* [REQUIRED ACTION] Of the entries below, copy only those lines that contain the word "Promessa".

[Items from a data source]
-=-=-
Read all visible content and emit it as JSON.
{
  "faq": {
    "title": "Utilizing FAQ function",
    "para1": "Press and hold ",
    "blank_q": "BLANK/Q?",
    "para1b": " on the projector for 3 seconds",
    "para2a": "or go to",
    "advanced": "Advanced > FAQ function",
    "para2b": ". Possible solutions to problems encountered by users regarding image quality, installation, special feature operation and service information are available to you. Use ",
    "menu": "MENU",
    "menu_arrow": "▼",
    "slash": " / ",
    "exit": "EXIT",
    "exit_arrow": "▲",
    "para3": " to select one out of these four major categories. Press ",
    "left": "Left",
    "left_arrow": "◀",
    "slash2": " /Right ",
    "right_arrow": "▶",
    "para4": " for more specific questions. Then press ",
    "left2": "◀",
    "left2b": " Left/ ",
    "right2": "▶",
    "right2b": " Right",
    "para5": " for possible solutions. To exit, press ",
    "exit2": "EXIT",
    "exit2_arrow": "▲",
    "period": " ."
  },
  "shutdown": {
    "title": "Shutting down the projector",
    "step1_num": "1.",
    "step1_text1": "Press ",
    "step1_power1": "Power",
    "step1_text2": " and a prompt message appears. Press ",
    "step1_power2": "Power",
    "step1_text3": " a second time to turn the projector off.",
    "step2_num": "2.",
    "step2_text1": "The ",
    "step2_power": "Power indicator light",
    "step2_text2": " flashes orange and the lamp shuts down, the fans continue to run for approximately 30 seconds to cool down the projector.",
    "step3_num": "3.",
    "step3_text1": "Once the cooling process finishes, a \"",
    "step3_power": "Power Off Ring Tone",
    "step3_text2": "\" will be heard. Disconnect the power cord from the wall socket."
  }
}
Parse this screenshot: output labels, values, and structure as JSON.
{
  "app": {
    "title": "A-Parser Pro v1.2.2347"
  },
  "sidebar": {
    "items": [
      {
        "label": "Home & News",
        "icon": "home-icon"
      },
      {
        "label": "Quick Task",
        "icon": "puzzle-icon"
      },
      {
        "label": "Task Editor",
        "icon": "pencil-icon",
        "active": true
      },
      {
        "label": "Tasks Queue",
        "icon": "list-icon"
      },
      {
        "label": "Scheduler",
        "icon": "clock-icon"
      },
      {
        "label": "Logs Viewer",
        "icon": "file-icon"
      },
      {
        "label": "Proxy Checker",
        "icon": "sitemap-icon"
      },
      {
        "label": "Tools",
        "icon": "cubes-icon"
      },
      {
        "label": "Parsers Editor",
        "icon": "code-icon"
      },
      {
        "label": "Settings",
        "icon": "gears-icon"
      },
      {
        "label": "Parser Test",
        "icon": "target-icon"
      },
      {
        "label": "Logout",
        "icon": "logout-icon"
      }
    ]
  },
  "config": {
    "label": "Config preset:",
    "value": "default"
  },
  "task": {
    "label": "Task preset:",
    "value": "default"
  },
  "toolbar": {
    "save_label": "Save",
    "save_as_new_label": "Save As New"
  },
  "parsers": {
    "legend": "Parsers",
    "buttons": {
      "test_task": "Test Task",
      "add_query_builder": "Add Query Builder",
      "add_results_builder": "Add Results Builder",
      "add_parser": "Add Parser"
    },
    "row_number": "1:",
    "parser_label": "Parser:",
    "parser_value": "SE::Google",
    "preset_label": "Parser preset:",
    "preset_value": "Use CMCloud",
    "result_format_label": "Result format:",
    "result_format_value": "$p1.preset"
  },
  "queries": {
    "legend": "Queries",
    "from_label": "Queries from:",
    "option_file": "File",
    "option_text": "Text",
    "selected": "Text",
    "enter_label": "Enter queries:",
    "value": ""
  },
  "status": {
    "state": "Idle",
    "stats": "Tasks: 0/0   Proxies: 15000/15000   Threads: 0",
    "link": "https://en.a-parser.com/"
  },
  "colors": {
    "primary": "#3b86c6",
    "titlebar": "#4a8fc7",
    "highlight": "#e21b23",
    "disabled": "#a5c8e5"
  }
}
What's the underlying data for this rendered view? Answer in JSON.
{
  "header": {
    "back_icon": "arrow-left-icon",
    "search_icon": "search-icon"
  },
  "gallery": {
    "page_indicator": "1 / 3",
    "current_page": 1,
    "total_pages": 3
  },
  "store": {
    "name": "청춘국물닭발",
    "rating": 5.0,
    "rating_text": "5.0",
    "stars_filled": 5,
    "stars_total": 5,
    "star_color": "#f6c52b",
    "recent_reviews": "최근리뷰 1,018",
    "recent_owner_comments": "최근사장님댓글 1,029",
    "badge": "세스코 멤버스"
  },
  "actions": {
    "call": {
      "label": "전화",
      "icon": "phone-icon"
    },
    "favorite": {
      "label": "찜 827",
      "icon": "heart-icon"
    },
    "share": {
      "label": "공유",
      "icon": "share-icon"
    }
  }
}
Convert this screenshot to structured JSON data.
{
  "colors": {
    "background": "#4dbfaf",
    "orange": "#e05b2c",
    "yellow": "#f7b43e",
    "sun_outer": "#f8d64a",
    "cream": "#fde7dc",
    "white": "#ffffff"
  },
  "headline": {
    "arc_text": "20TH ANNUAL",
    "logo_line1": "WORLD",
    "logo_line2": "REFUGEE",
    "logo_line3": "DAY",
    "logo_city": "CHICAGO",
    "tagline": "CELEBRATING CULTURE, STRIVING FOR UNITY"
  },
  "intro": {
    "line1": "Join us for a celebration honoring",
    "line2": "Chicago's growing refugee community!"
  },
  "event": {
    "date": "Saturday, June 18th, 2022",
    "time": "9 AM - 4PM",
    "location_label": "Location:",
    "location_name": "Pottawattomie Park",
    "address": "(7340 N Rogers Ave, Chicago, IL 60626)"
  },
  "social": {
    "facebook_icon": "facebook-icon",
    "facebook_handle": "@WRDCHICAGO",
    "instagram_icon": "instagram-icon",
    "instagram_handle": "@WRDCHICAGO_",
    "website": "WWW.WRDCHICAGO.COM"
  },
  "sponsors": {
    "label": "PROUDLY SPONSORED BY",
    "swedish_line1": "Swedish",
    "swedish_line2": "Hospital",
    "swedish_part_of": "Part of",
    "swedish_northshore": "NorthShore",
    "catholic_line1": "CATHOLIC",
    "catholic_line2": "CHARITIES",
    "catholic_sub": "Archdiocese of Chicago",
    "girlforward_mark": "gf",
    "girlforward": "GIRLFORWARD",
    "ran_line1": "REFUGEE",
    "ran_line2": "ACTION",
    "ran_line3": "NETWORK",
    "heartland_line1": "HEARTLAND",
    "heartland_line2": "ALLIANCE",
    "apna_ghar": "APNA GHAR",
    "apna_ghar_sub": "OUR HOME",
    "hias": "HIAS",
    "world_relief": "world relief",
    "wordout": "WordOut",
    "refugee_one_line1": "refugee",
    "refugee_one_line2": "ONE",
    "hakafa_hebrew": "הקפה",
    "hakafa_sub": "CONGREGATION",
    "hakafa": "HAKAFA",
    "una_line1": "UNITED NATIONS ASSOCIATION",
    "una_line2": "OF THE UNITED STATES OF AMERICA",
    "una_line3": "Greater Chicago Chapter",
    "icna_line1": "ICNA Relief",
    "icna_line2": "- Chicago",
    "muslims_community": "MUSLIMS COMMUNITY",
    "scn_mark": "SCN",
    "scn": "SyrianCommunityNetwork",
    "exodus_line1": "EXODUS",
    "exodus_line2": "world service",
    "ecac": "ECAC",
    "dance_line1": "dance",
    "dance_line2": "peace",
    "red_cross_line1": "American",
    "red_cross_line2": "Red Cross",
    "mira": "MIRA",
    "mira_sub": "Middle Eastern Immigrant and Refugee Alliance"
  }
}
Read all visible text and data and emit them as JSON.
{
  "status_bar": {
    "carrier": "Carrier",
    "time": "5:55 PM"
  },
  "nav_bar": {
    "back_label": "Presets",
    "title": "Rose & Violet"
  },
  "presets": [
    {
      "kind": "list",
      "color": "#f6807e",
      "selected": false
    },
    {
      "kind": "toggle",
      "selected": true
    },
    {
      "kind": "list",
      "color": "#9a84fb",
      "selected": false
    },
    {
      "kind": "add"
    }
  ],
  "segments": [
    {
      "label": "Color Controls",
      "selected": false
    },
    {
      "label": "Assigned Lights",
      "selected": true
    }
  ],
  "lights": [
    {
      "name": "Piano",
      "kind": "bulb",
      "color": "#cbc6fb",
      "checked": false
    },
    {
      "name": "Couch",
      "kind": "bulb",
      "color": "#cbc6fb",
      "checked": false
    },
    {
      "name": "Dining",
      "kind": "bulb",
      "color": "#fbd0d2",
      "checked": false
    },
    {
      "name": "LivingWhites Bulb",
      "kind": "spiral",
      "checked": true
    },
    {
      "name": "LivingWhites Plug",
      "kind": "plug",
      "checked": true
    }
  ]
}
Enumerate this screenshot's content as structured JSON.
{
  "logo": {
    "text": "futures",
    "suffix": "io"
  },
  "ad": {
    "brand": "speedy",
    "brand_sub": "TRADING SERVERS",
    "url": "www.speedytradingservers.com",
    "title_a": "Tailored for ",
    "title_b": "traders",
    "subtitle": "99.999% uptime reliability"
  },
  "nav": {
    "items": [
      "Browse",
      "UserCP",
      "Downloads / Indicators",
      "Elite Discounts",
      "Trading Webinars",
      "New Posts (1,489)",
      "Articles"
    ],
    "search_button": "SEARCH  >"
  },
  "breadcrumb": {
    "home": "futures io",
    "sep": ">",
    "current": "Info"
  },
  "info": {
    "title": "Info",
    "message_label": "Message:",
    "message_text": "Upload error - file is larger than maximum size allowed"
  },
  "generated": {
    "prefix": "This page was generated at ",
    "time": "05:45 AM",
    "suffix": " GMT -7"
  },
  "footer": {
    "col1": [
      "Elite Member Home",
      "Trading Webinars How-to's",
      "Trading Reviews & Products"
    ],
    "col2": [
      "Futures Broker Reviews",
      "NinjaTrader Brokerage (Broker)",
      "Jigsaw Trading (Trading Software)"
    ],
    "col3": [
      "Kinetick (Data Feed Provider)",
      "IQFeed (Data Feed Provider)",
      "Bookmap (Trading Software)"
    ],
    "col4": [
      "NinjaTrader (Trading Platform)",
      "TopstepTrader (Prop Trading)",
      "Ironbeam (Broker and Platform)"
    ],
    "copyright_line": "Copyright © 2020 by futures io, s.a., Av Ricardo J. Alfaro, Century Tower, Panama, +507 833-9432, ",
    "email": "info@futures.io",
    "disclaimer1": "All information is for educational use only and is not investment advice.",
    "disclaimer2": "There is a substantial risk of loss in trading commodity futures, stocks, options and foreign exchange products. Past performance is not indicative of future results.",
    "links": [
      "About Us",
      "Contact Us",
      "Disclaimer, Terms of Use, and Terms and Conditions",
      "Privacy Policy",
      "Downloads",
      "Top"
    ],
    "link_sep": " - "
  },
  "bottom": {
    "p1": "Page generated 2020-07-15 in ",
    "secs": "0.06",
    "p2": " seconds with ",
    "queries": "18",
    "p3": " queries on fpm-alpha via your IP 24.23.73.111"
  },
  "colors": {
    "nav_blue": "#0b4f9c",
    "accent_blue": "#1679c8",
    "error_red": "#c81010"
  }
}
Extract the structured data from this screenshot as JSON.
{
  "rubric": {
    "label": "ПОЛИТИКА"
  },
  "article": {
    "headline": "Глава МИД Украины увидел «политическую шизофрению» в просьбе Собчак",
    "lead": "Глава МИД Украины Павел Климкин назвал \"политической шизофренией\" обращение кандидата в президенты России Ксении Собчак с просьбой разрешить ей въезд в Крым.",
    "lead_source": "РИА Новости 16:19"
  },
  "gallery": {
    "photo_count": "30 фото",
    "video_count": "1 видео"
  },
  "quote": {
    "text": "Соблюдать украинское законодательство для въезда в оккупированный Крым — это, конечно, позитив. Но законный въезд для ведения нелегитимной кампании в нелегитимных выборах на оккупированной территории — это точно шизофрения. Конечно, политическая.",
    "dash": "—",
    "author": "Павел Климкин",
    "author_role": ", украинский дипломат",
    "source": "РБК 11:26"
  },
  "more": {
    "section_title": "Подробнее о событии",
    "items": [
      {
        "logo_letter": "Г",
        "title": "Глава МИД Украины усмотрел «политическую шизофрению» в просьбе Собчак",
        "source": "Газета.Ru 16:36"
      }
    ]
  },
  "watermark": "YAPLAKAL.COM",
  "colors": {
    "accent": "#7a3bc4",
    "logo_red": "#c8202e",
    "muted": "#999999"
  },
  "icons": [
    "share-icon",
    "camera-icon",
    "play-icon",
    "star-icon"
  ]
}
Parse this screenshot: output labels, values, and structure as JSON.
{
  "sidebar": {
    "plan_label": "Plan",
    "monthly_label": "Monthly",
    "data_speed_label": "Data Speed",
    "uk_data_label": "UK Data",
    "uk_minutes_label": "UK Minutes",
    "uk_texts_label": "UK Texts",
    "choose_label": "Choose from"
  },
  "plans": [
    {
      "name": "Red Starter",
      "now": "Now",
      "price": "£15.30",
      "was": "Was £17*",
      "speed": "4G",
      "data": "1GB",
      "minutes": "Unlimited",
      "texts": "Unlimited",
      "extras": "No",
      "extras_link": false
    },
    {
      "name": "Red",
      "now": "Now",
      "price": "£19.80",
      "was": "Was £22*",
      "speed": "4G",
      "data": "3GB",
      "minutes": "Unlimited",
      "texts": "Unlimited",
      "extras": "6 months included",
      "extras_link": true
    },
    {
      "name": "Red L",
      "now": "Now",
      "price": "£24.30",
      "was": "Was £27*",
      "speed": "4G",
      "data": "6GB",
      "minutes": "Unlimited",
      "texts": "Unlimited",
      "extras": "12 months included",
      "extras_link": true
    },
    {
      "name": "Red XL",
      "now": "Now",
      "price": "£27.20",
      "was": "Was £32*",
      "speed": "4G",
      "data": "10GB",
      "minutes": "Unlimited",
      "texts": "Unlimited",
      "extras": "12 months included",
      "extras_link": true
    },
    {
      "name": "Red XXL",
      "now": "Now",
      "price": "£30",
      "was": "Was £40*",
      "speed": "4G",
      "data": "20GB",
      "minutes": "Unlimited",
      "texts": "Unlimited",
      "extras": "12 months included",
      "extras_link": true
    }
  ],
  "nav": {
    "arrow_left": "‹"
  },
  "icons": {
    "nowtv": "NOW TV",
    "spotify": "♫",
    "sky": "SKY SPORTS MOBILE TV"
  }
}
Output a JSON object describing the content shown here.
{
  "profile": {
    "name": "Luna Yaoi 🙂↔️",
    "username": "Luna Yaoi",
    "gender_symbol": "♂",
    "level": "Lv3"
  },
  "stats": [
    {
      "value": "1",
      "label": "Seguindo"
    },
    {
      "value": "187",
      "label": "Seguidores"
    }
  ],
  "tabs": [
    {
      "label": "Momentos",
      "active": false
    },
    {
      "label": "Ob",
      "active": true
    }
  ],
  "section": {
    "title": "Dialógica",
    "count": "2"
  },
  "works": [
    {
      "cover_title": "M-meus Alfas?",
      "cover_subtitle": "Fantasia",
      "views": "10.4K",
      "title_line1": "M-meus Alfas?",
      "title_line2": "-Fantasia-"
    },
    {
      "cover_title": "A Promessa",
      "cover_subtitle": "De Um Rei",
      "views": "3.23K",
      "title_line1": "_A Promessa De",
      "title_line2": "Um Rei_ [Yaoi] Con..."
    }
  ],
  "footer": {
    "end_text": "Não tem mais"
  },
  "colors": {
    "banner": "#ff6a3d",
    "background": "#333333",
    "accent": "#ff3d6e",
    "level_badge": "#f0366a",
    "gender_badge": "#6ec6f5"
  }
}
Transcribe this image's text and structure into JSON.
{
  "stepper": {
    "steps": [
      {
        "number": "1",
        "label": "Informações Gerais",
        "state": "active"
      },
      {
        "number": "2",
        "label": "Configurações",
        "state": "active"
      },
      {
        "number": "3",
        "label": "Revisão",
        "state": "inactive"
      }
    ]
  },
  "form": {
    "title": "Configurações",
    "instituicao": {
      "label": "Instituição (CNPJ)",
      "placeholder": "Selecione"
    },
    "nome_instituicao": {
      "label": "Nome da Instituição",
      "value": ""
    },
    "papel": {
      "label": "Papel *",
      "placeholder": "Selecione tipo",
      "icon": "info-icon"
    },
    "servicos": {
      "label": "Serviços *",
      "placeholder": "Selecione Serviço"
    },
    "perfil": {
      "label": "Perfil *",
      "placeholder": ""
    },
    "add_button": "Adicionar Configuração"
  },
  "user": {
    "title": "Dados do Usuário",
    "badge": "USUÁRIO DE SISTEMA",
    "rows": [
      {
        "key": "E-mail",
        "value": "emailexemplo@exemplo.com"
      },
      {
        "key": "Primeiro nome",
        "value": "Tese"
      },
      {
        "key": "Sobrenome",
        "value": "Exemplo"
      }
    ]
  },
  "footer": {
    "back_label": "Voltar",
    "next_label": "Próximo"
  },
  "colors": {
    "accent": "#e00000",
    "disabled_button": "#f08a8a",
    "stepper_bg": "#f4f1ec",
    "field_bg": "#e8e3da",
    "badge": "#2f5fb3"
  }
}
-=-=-
* [EXERCISE OUTPUT]
      "cover_title": "A Promessa",
      "title_line1": "_A Promessa De",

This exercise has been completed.